EXCERPTED RECORDS |
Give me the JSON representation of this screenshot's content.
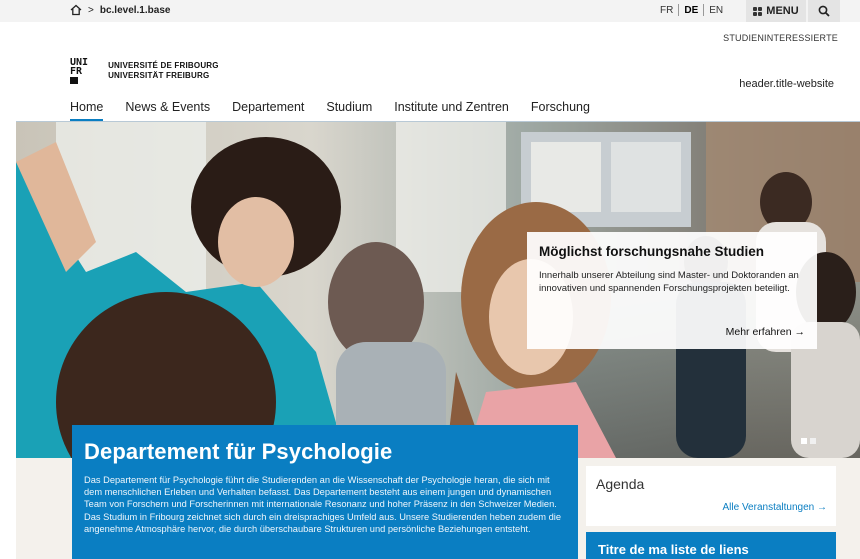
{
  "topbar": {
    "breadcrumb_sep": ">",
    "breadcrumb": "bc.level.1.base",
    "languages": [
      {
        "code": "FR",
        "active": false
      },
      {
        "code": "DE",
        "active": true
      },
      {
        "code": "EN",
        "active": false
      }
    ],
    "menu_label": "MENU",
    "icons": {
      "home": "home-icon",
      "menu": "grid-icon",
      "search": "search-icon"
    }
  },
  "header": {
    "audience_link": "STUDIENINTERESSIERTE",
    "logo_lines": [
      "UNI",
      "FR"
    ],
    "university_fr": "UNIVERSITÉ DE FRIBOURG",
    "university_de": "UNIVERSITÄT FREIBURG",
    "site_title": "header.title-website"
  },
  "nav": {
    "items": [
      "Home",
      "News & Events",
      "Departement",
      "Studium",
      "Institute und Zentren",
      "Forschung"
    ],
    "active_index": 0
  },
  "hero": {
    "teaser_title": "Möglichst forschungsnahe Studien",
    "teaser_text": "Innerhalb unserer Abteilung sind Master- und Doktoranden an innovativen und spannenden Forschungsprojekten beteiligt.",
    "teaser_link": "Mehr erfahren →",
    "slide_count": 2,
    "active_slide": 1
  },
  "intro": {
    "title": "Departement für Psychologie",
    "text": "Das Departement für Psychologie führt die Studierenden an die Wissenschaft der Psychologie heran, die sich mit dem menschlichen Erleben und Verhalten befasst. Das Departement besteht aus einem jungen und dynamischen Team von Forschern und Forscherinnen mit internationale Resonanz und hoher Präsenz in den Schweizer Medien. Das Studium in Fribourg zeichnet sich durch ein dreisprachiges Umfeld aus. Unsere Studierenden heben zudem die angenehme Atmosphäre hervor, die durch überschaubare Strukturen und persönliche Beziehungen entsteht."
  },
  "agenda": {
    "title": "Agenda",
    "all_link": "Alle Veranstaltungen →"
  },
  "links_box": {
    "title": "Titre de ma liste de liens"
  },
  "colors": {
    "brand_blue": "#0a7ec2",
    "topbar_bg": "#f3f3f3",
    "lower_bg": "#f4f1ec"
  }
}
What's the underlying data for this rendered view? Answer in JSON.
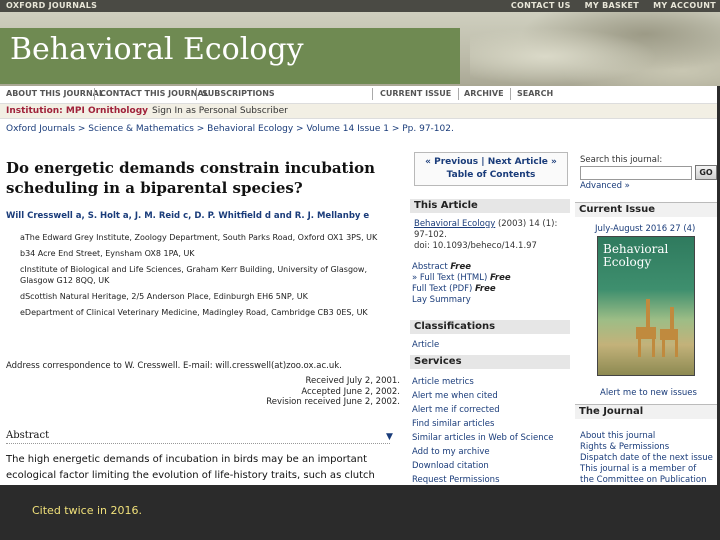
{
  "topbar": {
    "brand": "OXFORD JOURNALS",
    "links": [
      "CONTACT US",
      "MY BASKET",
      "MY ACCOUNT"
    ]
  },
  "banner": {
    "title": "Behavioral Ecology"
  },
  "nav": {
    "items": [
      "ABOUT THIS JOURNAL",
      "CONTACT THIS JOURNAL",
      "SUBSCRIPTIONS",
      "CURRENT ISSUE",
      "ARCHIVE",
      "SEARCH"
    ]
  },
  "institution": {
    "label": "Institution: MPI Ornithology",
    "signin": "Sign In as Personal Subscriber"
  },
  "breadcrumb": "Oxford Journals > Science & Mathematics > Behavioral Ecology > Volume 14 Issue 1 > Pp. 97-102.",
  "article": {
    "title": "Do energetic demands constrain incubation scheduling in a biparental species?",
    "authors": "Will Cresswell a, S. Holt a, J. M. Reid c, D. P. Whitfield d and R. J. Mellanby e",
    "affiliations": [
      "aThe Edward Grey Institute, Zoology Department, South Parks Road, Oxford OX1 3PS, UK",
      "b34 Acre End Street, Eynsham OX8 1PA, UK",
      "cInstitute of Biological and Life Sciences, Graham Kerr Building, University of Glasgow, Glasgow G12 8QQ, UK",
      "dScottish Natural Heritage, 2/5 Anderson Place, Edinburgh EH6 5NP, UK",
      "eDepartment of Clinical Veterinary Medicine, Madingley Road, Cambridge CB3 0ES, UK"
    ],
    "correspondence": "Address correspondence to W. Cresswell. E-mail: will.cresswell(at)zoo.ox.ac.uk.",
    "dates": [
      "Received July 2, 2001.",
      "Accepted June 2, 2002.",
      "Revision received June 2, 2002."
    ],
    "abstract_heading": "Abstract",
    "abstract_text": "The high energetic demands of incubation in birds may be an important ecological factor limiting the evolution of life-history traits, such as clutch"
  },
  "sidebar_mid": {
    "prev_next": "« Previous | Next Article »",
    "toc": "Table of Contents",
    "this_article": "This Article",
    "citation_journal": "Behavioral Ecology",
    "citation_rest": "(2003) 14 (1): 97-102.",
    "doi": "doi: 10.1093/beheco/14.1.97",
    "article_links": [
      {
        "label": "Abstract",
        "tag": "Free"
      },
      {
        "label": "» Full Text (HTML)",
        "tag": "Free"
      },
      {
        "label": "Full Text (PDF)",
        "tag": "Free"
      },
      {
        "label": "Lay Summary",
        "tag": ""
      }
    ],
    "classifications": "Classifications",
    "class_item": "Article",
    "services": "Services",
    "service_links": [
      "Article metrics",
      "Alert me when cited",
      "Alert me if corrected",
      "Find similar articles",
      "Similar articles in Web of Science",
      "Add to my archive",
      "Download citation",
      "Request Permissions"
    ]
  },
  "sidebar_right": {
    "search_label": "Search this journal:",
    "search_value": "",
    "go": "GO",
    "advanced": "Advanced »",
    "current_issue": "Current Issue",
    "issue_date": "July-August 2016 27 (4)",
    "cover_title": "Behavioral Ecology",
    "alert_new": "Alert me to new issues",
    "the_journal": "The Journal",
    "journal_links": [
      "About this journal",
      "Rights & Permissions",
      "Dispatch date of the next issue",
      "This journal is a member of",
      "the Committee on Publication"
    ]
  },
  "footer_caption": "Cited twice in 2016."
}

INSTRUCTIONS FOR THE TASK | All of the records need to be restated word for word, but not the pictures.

THE ANSWER |
Give me the JSON representation of this screenshot's content.
{
  "topbar": {
    "breadcrumb_sep": ">",
    "breadcrumb": "bc.level.1.base",
    "languages": [
      {
        "code": "FR",
        "active": false
      },
      {
        "code": "DE",
        "active": true
      },
      {
        "code": "EN",
        "active": false
      }
    ],
    "menu_label": "MENU",
    "icons": {
      "home": "home-icon",
      "menu": "grid-icon",
      "search": "search-icon"
    }
  },
  "header": {
    "audience_link": "STUDIENINTERESSIERTE",
    "logo_lines": [
      "UNI",
      "FR"
    ],
    "university_fr": "UNIVERSITÉ DE FRIBOURG",
    "university_de": "UNIVERSITÄT FREIBURG",
    "site_title": "header.title-website"
  },
  "nav": {
    "items": [
      "Home",
      "News & Events",
      "Departement",
      "Studium",
      "Institute und Zentren",
      "Forschung"
    ],
    "active_index": 0
  },
  "hero": {
    "teaser_title": "Möglichst forschungsnahe Studien",
    "teaser_text": "Innerhalb unserer Abteilung sind Master- und Doktoranden an innovativen und spannenden Forschungsprojekten beteiligt.",
    "teaser_link": "Mehr erfahren →",
    "slide_count": 2,
    "active_slide": 1
  },
  "intro": {
    "title": "Departement für Psychologie",
    "text": "Das Departement für Psychologie führt die Studierenden an die Wissenschaft der Psychologie heran, die sich mit dem menschlichen Erleben und Verhalten befasst. Das Departement besteht aus einem jungen und dynamischen Team von Forschern und Forscherinnen mit internationale Resonanz und hoher Präsenz in den Schweizer Medien. Das Studium in Fribourg zeichnet sich durch ein dreisprachiges Umfeld aus. Unsere Studierenden heben zudem die angenehme Atmosphäre hervor, die durch überschaubare Strukturen und persönliche Beziehungen entsteht."
  },
  "agenda": {
    "title": "Agenda",
    "all_link": "Alle Veranstaltungen →"
  },
  "links_box": {
    "title": "Titre de ma liste de liens"
  },
  "colors": {
    "brand_blue": "#0a7ec2",
    "topbar_bg": "#f3f3f3",
    "lower_bg": "#f4f1ec"
  }
}
What's the underlying data for this rendered view? Answer in JSON.
{
  "topbar": {
    "brand": "OXFORD JOURNALS",
    "links": [
      "CONTACT US",
      "MY BASKET",
      "MY ACCOUNT"
    ]
  },
  "banner": {
    "title": "Behavioral Ecology"
  },
  "nav": {
    "items": [
      "ABOUT THIS JOURNAL",
      "CONTACT THIS JOURNAL",
      "SUBSCRIPTIONS",
      "CURRENT ISSUE",
      "ARCHIVE",
      "SEARCH"
    ]
  },
  "institution": {
    "label": "Institution: MPI Ornithology",
    "signin": "Sign In as Personal Subscriber"
  },
  "breadcrumb": "Oxford Journals > Science & Mathematics > Behavioral Ecology > Volume 14 Issue 1 > Pp. 97-102.",
  "article": {
    "title": "Do energetic demands constrain incubation scheduling in a biparental species?",
    "authors": "Will Cresswell a, S. Holt a, J. M. Reid c, D. P. Whitfield d and R. J. Mellanby e",
    "affiliations": [
      "aThe Edward Grey Institute, Zoology Department, South Parks Road, Oxford OX1 3PS, UK",
      "b34 Acre End Street, Eynsham OX8 1PA, UK",
      "cInstitute of Biological and Life Sciences, Graham Kerr Building, University of Glasgow, Glasgow G12 8QQ, UK",
      "dScottish Natural Heritage, 2/5 Anderson Place, Edinburgh EH6 5NP, UK",
      "eDepartment of Clinical Veterinary Medicine, Madingley Road, Cambridge CB3 0ES, UK"
    ],
    "correspondence": "Address correspondence to W. Cresswell. E-mail: will.cresswell(at)zoo.ox.ac.uk.",
    "dates": [
      "Received July 2, 2001.",
      "Accepted June 2, 2002.",
      "Revision received June 2, 2002."
    ],
    "abstract_heading": "Abstract",
    "abstract_text": "The high energetic demands of incubation in birds may be an important ecological factor limiting the evolution of life-history traits, such as clutch"
  },
  "sidebar_mid": {
    "prev_next": "« Previous | Next Article »",
    "toc": "Table of Contents",
    "this_article": "This Article",
    "citation_journal": "Behavioral Ecology",
    "citation_rest": "(2003) 14 (1): 97-102.",
    "doi": "doi: 10.1093/beheco/14.1.97",
    "article_links": [
      {
        "label": "Abstract",
        "tag": "Free"
      },
      {
        "label": "» Full Text (HTML)",
        "tag": "Free"
      },
      {
        "label": "Full Text (PDF)",
        "tag": "Free"
      },
      {
        "label": "Lay Summary",
        "tag": ""
      }
    ],
    "classifications": "Classifications",
    "class_item": "Article",
    "services": "Services",
    "service_links": [
      "Article metrics",
      "Alert me when cited",
      "Alert me if corrected",
      "Find similar articles",
      "Similar articles in Web of Science",
      "Add to my archive",
      "Download citation",
      "Request Permissions"
    ]
  },
  "sidebar_right": {
    "search_label": "Search this journal:",
    "search_value": "",
    "go": "GO",
    "advanced": "Advanced »",
    "current_issue": "Current Issue",
    "issue_date": "July-August 2016 27 (4)",
    "cover_title": "Behavioral Ecology",
    "alert_new": "Alert me to new issues",
    "the_journal": "The Journal",
    "journal_links": [
      "About this journal",
      "Rights & Permissions",
      "Dispatch date of the next issue",
      "This journal is a member of",
      "the Committee on Publication"
    ]
  },
  "footer_caption": "Cited twice in 2016."
}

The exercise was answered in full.